START Source information

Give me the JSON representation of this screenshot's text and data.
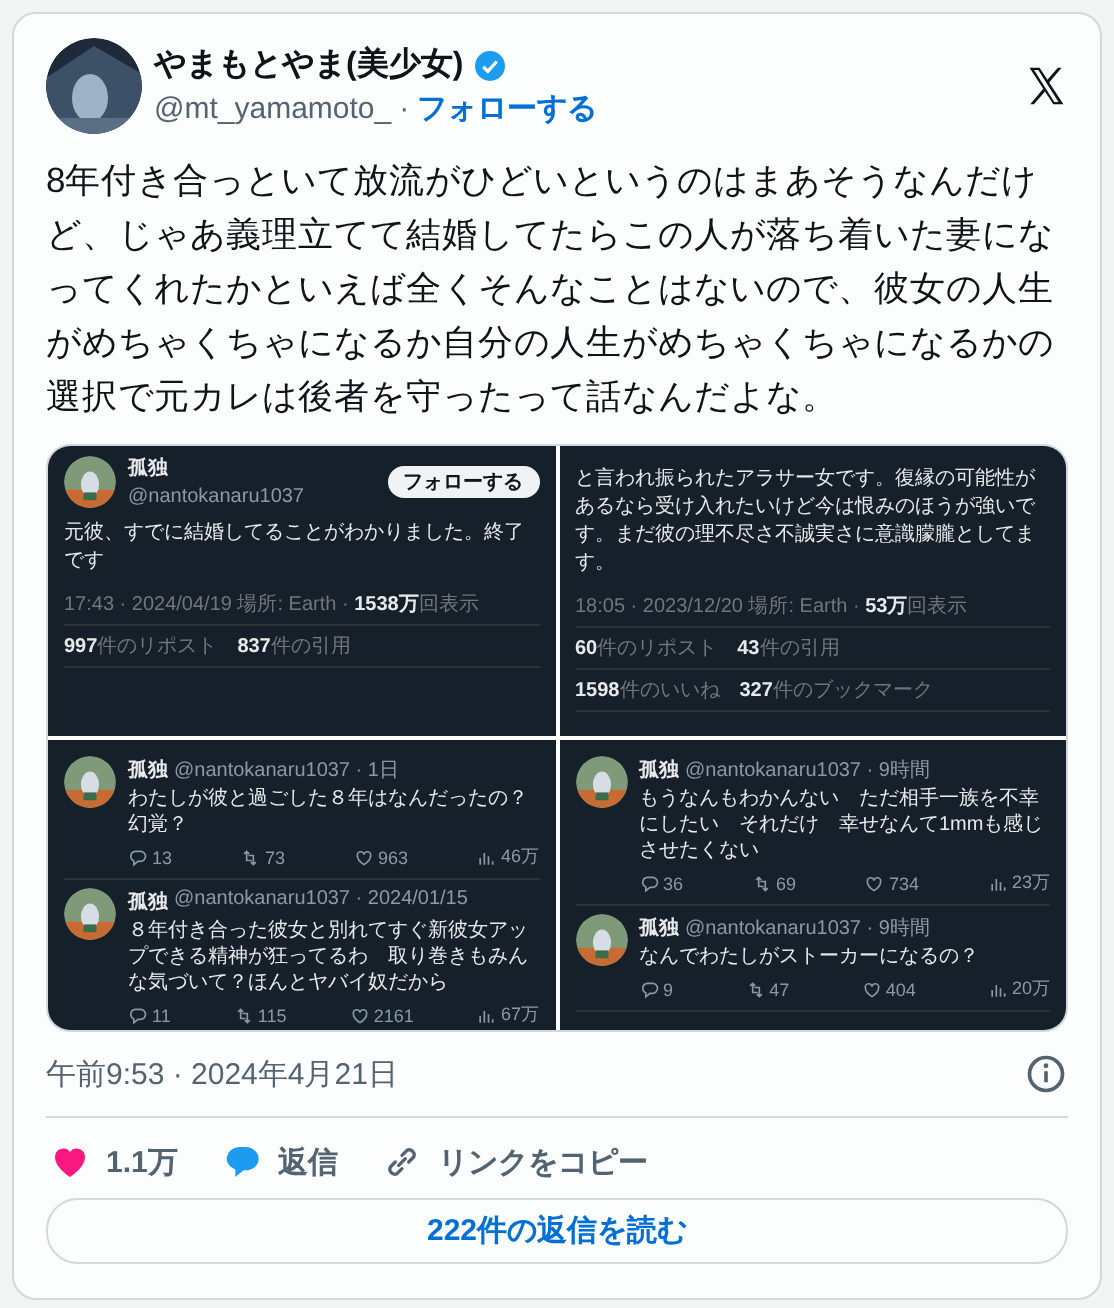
{
  "author": {
    "name": "やまもとやま(美少女)",
    "verified": true,
    "handle": "@mt_yamamoto_",
    "separator": "·",
    "follow": "フォローする"
  },
  "text": "8年付き合っといて放流がひどいというのはまあそうなんだけど、じゃあ義理立てて結婚してたらこの人が落ち着いた妻になってくれたかといえば全くそんなことはないので、彼女の人生がめちゃくちゃになるか自分の人生がめちゃくちゃになるかの選択で元カレは後者を守ったって話なんだよな。",
  "media": [
    {
      "kind": "detail",
      "name": "孤独",
      "handle": "@nantokanaru1037",
      "follow": "フォローする",
      "text": "元彼、すでに結婚してることがわかりました。終了です",
      "meta": "17:43 · 2024/04/19 場所: Earth · **1538万**回表示",
      "stats": [
        "**997**件のリポスト　**837**件の引用"
      ]
    },
    {
      "kind": "detail",
      "text": "と言われ振られたアラサー女です。復縁の可能性があるなら受け入れたいけど今は恨みのほうが強いです。まだ彼の理不尽さ不誠実さに意識朦朧としてます。",
      "meta": "18:05 · 2023/12/20 場所: Earth · **53万**回表示",
      "stats": [
        "**60**件のリポスト　**43**件の引用",
        "**1598**件のいいね　**327**件のブックマーク"
      ]
    },
    {
      "kind": "replies",
      "tweets": [
        {
          "name": "孤独",
          "byline": "@nantokanaru1037 · 1日",
          "text": "わたしが彼と過ごした８年はなんだったの？幻覚？",
          "counts": [
            "13",
            "73",
            "963",
            "46万"
          ]
        },
        {
          "name": "孤独",
          "byline": "@nantokanaru1037 · 2024/01/15",
          "text": "８年付き合った彼女と別れてすぐ新彼女アップできる精神が狂ってるわ　取り巻きもみんな気づいて？ほんとヤバイ奴だから",
          "counts": [
            "11",
            "115",
            "2161",
            "67万"
          ]
        }
      ]
    },
    {
      "kind": "replies",
      "tweets": [
        {
          "name": "孤独",
          "byline": "@nantokanaru1037 · 9時間",
          "text": "もうなんもわかんない　ただ相手一族を不幸にしたい　それだけ　幸せなんて1mmも感じさせたくない",
          "counts": [
            "36",
            "69",
            "734",
            "23万"
          ]
        },
        {
          "name": "孤独",
          "byline": "@nantokanaru1037 · 9時間",
          "text": "なんでわたしがストーカーになるの？",
          "counts": [
            "9",
            "47",
            "404",
            "20万"
          ]
        }
      ]
    }
  ],
  "timestamp": "午前9:53 · 2024年4月21日",
  "actions": [
    {
      "kind": "like",
      "label": "1.1万"
    },
    {
      "kind": "reply",
      "label": "返信"
    },
    {
      "kind": "copy",
      "label": "リンクをコピー"
    }
  ],
  "read_replies": "222件の返信を読む"
}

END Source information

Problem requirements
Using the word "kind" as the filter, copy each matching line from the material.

Written reply
      "kind": "detail",
      "kind": "detail",
      "kind": "replies",
      "kind": "replies",
      "kind": "like",
      "kind": "reply",
      "kind": "copy",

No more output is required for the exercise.